ACTIVITY:
Return all lines of the data in which the string "AllThreadIds" occurs.

[Data records for software interfaces]
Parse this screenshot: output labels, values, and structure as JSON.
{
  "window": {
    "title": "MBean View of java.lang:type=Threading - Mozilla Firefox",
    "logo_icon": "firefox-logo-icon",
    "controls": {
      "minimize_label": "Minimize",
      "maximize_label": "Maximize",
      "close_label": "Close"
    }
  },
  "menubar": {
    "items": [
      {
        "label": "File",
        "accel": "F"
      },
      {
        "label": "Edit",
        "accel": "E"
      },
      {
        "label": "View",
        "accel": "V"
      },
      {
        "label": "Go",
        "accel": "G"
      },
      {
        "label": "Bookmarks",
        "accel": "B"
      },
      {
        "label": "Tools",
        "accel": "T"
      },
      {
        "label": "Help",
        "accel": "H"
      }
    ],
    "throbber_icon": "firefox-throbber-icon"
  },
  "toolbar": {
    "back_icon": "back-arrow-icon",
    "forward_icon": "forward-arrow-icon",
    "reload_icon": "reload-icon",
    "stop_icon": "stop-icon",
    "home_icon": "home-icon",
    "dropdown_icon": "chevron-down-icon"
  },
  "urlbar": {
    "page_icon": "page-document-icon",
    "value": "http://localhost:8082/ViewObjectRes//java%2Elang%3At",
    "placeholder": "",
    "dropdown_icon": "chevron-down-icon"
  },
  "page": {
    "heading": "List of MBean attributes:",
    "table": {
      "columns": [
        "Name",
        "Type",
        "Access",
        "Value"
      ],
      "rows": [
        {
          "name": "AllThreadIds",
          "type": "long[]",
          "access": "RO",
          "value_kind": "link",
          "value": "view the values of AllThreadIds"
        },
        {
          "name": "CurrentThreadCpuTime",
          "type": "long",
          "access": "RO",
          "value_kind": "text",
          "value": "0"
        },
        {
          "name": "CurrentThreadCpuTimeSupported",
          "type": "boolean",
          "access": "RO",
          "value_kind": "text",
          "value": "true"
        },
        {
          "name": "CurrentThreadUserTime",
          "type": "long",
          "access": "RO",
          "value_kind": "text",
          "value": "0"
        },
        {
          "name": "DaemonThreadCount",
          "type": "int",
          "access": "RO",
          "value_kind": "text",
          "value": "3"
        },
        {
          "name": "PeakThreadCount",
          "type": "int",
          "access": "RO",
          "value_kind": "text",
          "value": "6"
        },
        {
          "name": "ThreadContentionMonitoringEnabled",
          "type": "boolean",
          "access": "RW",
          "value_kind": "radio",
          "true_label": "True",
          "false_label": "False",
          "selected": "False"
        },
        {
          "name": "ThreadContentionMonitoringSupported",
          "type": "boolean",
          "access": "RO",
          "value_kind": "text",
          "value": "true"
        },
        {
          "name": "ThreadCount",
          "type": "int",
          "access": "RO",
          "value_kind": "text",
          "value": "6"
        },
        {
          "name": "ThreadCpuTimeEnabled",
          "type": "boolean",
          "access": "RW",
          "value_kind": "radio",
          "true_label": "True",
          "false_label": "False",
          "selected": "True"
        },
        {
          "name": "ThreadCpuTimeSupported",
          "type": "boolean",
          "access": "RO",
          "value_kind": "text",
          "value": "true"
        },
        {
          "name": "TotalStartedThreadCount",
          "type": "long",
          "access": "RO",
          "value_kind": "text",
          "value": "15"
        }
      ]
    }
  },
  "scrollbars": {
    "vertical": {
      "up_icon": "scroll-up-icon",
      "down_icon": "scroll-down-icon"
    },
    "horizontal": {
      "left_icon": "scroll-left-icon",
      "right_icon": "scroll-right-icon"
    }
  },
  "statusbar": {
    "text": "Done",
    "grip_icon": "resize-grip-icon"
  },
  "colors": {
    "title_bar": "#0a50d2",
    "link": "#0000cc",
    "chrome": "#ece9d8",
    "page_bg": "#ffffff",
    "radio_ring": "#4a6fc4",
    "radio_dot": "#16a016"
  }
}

OUTPUT FOR THIS TASK:
          "name": "AllThreadIds",
          "value": "view the values of AllThreadIds"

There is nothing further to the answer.